→ **Task details**
Note every line in the entries that contains the string "avaliação", and copy it.

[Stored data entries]

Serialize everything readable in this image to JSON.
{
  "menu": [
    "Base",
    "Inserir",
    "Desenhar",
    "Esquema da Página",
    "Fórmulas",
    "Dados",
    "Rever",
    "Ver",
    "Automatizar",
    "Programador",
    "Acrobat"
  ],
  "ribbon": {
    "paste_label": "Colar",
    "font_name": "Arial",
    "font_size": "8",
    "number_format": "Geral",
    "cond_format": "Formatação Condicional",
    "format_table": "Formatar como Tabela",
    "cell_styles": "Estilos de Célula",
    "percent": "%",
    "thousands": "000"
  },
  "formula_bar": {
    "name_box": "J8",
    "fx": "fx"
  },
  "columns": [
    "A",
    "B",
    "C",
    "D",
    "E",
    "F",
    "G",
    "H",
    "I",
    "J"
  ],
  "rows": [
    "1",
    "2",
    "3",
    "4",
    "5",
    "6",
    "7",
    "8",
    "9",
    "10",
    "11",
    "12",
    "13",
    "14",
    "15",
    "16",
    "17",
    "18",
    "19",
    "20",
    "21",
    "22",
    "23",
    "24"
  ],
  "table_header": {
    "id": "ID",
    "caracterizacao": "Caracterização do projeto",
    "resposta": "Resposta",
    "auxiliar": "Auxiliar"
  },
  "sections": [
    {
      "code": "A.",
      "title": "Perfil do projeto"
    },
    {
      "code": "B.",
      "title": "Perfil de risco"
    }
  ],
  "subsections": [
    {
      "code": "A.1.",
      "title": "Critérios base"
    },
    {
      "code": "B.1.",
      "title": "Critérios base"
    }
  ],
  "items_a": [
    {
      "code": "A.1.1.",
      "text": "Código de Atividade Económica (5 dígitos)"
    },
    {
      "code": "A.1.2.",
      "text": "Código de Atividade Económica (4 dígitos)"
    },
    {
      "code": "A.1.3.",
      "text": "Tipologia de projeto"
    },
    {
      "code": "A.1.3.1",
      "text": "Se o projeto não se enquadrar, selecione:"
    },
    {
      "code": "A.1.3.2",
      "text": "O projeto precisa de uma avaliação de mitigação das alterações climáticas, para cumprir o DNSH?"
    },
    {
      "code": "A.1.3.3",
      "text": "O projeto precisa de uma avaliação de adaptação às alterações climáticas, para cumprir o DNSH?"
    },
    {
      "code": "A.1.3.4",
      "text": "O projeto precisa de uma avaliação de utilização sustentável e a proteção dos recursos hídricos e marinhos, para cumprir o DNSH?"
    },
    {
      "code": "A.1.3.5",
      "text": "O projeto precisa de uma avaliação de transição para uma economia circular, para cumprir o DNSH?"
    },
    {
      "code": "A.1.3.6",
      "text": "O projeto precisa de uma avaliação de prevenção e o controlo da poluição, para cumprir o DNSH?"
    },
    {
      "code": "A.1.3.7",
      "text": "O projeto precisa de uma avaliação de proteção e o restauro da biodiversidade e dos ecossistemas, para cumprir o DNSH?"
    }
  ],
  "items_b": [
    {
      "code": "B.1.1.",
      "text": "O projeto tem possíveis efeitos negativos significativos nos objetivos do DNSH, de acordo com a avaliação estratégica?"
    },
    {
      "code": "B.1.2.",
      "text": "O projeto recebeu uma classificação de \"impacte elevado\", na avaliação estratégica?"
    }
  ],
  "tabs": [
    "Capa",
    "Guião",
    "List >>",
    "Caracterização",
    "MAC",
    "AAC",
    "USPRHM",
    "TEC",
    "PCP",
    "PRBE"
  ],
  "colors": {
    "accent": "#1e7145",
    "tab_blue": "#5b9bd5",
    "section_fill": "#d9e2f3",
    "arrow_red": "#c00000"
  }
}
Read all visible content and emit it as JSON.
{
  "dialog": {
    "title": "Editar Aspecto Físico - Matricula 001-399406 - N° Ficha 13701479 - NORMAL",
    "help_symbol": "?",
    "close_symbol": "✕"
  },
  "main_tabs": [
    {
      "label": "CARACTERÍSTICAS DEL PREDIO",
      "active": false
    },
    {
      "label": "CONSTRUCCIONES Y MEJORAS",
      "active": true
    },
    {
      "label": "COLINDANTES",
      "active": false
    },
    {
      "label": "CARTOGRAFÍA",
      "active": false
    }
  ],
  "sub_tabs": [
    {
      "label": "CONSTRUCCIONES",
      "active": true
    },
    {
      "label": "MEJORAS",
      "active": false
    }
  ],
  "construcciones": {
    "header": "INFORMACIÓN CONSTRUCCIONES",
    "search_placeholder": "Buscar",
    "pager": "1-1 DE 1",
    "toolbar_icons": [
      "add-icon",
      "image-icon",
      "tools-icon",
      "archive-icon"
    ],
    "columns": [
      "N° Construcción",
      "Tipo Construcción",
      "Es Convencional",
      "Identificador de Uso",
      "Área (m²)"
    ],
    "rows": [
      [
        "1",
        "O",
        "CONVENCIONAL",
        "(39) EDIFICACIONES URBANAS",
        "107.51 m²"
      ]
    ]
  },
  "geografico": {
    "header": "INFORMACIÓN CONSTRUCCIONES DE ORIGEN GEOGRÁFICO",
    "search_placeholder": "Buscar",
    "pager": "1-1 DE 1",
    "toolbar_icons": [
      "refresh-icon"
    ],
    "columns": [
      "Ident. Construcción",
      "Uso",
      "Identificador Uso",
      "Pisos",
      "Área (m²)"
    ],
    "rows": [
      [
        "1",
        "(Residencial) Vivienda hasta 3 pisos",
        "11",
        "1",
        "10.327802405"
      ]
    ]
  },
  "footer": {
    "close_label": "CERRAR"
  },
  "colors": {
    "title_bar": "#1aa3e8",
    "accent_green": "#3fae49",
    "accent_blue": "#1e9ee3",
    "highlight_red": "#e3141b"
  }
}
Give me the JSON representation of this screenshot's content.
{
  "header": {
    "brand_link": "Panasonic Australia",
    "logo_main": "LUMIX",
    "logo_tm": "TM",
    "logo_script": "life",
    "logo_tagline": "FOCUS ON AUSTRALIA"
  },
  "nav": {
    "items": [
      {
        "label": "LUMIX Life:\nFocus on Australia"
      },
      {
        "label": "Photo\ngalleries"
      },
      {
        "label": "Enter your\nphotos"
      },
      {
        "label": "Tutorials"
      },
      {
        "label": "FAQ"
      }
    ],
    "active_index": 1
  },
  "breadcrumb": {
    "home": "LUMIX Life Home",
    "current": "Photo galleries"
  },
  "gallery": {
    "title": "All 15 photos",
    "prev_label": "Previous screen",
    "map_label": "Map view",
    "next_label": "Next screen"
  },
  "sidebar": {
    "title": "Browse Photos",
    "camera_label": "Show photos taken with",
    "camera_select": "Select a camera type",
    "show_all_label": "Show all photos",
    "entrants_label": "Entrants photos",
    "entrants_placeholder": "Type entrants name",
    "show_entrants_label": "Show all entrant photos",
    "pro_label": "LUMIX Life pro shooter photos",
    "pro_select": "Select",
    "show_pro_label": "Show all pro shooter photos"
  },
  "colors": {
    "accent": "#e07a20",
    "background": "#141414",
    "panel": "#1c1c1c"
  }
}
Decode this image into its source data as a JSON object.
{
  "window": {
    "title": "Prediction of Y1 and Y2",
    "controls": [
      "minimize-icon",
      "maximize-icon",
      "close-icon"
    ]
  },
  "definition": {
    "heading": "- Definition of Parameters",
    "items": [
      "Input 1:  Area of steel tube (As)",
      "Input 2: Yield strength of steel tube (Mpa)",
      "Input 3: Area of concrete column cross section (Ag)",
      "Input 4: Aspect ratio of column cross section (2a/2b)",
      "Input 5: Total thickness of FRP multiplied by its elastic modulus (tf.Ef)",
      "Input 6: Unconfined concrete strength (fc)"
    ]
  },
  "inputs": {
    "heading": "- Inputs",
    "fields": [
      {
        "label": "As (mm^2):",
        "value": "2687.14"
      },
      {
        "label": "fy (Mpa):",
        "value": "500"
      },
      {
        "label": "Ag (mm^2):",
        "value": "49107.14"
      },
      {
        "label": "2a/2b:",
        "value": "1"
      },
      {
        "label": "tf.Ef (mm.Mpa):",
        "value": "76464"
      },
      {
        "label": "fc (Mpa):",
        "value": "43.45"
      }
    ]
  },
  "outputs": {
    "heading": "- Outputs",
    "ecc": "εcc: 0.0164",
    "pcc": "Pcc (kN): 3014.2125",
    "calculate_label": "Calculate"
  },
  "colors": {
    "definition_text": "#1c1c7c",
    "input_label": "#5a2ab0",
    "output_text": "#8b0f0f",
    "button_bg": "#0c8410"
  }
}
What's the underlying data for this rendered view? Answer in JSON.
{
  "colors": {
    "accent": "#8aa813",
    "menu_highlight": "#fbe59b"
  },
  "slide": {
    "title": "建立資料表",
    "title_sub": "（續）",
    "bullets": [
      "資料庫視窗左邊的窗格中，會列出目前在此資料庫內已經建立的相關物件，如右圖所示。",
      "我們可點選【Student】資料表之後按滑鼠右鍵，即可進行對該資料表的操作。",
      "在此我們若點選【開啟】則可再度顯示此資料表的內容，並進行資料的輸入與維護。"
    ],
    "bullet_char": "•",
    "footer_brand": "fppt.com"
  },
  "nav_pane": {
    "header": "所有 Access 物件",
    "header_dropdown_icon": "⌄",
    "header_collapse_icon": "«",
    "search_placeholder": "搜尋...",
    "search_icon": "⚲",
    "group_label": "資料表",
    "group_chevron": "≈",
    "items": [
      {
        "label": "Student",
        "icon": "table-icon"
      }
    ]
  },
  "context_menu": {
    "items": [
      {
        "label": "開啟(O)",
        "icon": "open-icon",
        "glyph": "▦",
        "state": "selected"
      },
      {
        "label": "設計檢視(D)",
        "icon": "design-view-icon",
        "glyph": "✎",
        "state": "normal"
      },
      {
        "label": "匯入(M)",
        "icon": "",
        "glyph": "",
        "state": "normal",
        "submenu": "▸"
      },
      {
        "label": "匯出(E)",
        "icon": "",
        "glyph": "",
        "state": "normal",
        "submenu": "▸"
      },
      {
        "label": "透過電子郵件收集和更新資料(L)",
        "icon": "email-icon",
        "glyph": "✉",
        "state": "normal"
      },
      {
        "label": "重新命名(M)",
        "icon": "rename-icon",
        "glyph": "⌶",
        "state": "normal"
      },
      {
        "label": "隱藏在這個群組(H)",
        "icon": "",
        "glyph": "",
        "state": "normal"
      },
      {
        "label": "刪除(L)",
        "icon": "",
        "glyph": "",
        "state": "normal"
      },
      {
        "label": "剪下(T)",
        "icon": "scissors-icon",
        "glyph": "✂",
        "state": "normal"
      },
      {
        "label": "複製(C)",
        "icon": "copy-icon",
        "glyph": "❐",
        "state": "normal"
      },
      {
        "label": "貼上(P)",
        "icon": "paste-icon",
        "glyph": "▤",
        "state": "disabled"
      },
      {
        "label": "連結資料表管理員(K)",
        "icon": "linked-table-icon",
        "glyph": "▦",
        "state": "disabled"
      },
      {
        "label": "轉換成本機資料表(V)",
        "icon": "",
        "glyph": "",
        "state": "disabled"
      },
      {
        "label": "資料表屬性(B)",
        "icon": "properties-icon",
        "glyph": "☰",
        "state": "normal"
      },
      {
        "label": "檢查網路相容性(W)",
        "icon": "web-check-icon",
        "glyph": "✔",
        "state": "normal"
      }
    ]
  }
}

→ **Exercise result**
      "text": "O projeto precisa de uma avaliação de mitigação das alterações climáticas, para cumprir o DNSH?"
      "text": "O projeto precisa de uma avaliação de adaptação às alterações climáticas, para cumprir o DNSH?"
      "text": "O projeto precisa de uma avaliação de utilização sustentável e a proteção dos recursos hídricos e marinhos, para cumprir o DNSH?"
      "text": "O projeto precisa de uma avaliação de transição para uma economia circular, para cumprir o DNSH?"
      "text": "O projeto precisa de uma avaliação de prevenção e o controlo da poluição, para cumprir o DNSH?"
      "text": "O projeto precisa de uma avaliação de proteção e o restauro da biodiversidade e dos ecossistemas, para cumprir o DNSH?"
      "text": "O projeto tem possíveis efeitos negativos significativos nos objetivos do DNSH, de acordo com a avaliação estratégica?"
      "text": "O projeto recebeu uma classificação de \"impacte elevado\", na avaliação estratégica?"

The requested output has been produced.